▶ [Provided records]
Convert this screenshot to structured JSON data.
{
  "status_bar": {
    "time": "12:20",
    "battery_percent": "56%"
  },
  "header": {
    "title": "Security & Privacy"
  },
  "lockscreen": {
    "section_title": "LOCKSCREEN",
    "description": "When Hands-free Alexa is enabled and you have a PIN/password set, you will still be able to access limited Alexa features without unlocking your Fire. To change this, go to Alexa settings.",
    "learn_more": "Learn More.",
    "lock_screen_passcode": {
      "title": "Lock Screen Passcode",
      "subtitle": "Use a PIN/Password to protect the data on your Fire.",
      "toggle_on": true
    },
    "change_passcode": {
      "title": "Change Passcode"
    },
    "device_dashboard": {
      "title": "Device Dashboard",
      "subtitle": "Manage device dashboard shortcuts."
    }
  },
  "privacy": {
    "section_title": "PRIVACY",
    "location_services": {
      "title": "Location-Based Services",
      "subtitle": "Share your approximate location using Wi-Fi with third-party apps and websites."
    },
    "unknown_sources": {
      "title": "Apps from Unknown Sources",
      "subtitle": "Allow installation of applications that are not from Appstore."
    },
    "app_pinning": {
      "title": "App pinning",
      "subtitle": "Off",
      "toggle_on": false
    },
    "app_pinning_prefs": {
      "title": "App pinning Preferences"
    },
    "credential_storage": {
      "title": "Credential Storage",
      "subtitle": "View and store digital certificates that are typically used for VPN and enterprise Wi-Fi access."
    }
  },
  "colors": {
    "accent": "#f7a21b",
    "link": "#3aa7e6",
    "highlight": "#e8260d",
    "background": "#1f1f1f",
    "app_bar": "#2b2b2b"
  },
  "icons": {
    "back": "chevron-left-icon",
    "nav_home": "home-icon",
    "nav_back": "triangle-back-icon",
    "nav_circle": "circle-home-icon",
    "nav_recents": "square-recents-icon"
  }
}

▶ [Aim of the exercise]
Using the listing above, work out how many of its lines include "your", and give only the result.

▶ [Output of the task]
3